Materials (most of these I leech from the dissecting equipment drawer)
Scene - On a distant planet there exists 5 species of a creature called a Woolybooger. Each Woolybooger is similar except their mouth has variations. All woolyboogers eat beans. Some woolyboogers have a clothespin mouth (demonstrate how to use the clothespin to pick up beans). Some woolyboogers have a tweezer mouth (demonstrate), some have a needle mouth (demonstrate). One year a new species of woolybooger was discovered, this woolybooger was called the Spoon-Mouthed Woolybooger (demonstrate). Each of you will play the part of a woolybooger on this planet. The spoon-mouth wooly booger is rare, so only two of you will get to be this type of wooly booger.
At this point, pass out the utensils, give each group a tray with beans. Students can share bean trays but each should have their own utensil. Caution students about "cheating", they must use their utensils in the way their intended to use them (as demonstrated) and may only pick up one bean at a time.
Procedure: You will run through several trials. Each trial will require your woolybooger to gain at least 20 beans. If 20 beans are not acquired during the time period, your woolybooger has died.
Start with 1 minute on the clock. Then reduce the time to 45 seconds, then 30 seconds, then 15 seconds.
When a woolybooger dies, the student can play the offspring of the surviving woolyboogers. Give them a new utensil (probably a spoon or tweezer) for the next trial. You can be flexible here.
At the end, the only surviving woolyboogers will most likely be the Spoon-Mouthed Wollybooger.

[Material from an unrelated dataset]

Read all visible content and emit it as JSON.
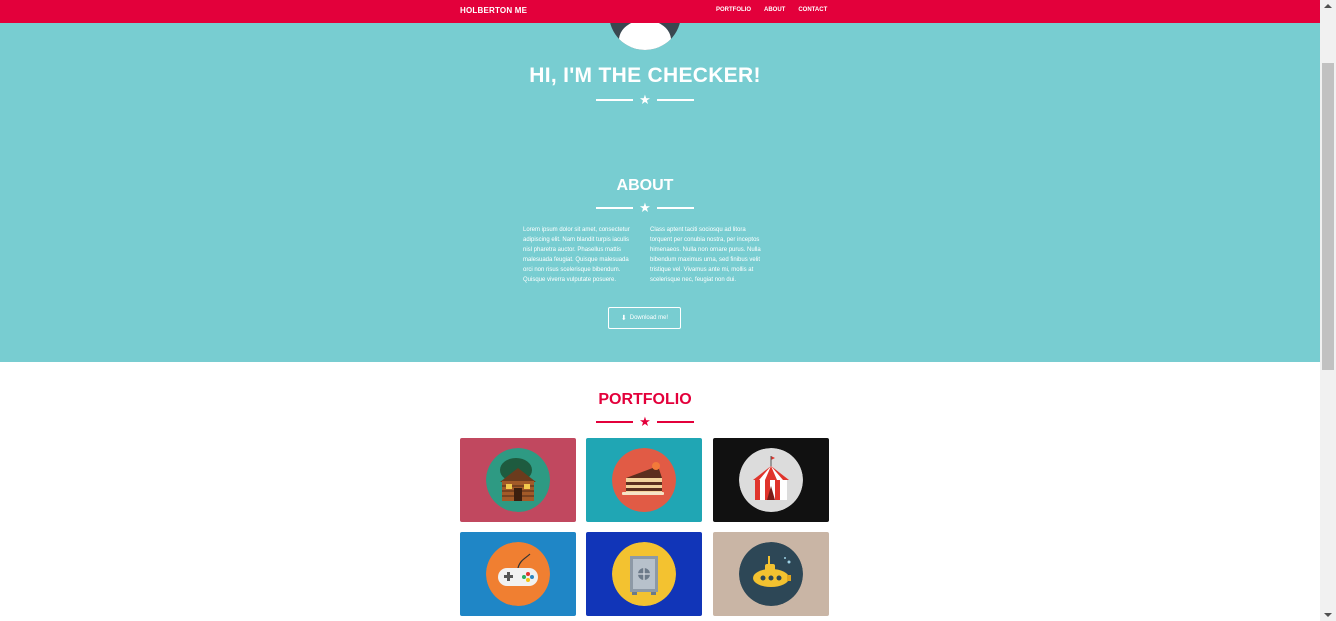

1. What happens to animals that cannot compete as well with other animals in the wild?
2. Can you think of any real-life examples of the woolybooger, where one species has a definite advantage over another?
3. Sometimes animals that are introduced into an area that they never lived in before, out-compete and endanger resident species, why do you think this happens?
4. If only one species is considered the "fittest", why do we still have so many variations among species. Why do some birds have very long pointy beaks, while other birds have short flat beaks?
5. How do you think diseases can affect natural selection?